  • All primitives (int, float, byte, etc)

  • All primitive wrappers (java.lang.Integer, java.lang.Float, java.lang.Byte, etc)

  • java.lang.String

  • java.math.BigInteger

  • java.math.BigDecimal

JPA also supports byte[], Byte[], char[], and Character[] as immutable types. That is, you can persist fields of these types, but you should not manipulate individual array indexes without resetting the array into the persistent field.

Persistent fields of mutable types can be altered without assigning the field a new value. Mutable types can be modified directly through their own methods. The JPA specification requires that implementations support the following mutable field types:

  • java.util.Date

  • java.util.Calendar

  • java.sql.Date

  • java.sql.Timestamp

  • java.sql.Time

  • Enums

  • Entity types (relations between entities)

  • Embeddable types

  • java.util.Collections of entities

  • java.util.Sets of entities

  • java.util.Lists of entities

  • java.util.Maps in which each entry maps the value of one of a related entity's fields to that entity.

Collection and map types may be parameterized.

Most JPA implementations also have support for persisting serializable values as binary data in the datastore. Chapter 5, Metadata has more information on persisting serializable types.


OpenJPA also supports arrays, java.lang.Number, java.util.Locale, all JDK 1.2 Set, List, and Map types, and many other mutable and immutable field types. OpenJPA also allows you to plug in support for custom types.

1.7.  Conclusions

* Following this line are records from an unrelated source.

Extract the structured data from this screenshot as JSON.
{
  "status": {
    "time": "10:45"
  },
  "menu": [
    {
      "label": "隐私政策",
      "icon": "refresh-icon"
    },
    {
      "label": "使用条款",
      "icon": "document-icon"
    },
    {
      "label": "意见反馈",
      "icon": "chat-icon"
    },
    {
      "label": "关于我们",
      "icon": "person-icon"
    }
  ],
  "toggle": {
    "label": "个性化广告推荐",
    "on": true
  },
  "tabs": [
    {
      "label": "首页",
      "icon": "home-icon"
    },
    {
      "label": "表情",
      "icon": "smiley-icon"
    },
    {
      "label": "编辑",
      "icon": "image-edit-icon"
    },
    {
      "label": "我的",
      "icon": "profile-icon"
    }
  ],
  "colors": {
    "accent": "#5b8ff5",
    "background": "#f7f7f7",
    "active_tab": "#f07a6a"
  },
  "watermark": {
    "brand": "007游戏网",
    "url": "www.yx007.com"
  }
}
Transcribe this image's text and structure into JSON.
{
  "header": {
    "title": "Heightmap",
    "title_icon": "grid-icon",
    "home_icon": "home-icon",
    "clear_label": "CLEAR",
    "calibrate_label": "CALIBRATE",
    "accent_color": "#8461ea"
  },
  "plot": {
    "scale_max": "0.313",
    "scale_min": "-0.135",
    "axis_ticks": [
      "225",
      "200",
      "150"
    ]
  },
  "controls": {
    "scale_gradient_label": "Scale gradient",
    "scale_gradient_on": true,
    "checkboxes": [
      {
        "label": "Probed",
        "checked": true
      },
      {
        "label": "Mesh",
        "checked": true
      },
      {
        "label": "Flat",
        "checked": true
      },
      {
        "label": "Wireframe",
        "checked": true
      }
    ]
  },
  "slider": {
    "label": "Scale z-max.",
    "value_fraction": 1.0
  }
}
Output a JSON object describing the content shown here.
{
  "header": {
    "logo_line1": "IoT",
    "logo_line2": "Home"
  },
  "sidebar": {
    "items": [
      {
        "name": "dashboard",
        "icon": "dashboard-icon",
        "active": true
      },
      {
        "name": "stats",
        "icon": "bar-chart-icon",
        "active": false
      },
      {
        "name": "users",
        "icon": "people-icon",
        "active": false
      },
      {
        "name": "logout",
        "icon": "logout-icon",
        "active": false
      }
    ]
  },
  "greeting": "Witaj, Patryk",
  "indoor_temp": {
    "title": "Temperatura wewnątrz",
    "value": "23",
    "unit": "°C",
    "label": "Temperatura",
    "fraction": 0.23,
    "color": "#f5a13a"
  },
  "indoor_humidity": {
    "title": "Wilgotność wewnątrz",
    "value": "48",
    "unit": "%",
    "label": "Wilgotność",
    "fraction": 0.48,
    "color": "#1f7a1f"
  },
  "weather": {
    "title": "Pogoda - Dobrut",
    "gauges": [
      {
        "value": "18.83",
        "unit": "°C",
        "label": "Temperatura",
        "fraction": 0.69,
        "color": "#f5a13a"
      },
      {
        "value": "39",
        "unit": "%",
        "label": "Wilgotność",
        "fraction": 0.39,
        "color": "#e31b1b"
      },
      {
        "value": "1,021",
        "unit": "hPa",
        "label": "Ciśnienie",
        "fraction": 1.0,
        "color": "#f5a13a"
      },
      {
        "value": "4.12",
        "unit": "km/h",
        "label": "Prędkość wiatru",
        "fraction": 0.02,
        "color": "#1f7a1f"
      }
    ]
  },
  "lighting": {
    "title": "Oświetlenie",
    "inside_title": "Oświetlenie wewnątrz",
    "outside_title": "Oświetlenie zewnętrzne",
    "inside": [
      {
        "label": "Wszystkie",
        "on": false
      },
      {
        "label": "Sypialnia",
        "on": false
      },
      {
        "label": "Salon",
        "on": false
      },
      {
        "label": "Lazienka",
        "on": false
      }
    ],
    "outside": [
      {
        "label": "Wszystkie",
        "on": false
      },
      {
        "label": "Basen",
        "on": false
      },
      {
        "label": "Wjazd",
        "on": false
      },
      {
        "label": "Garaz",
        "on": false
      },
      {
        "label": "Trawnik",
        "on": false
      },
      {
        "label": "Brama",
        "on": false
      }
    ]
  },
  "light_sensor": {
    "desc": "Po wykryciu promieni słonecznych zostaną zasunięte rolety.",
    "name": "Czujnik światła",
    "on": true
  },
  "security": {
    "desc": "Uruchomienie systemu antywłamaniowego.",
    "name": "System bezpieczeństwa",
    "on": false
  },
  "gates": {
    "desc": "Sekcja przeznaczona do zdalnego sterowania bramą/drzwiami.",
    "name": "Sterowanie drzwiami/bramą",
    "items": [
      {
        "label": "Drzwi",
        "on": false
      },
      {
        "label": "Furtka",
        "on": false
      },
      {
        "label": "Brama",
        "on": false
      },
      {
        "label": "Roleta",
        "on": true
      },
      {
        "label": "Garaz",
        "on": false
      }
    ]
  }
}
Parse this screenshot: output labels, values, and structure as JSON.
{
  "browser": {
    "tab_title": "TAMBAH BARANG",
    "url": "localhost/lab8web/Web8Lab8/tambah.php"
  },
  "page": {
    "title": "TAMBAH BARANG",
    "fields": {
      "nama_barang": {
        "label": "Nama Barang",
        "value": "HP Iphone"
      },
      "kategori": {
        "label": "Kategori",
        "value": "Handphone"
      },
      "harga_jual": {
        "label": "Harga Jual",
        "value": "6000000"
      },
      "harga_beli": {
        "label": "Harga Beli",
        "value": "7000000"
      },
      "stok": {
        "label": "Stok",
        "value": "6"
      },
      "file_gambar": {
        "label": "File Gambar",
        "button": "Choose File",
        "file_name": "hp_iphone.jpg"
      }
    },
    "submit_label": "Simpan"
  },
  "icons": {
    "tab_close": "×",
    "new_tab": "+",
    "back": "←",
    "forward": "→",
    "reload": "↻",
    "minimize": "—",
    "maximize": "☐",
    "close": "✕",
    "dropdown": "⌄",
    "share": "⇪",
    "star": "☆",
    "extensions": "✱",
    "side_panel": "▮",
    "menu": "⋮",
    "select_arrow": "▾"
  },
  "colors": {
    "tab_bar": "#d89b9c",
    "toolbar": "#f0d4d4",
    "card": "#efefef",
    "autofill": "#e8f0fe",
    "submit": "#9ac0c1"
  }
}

This section detailed all of the restrictions JPA places on persistent classes. While it may seem like we presented a lot of information, you will seldom find yourself hindered by these restrictions in practice. Additionally, there are often ways of using JPA's other features to circumvent any limitations you run into.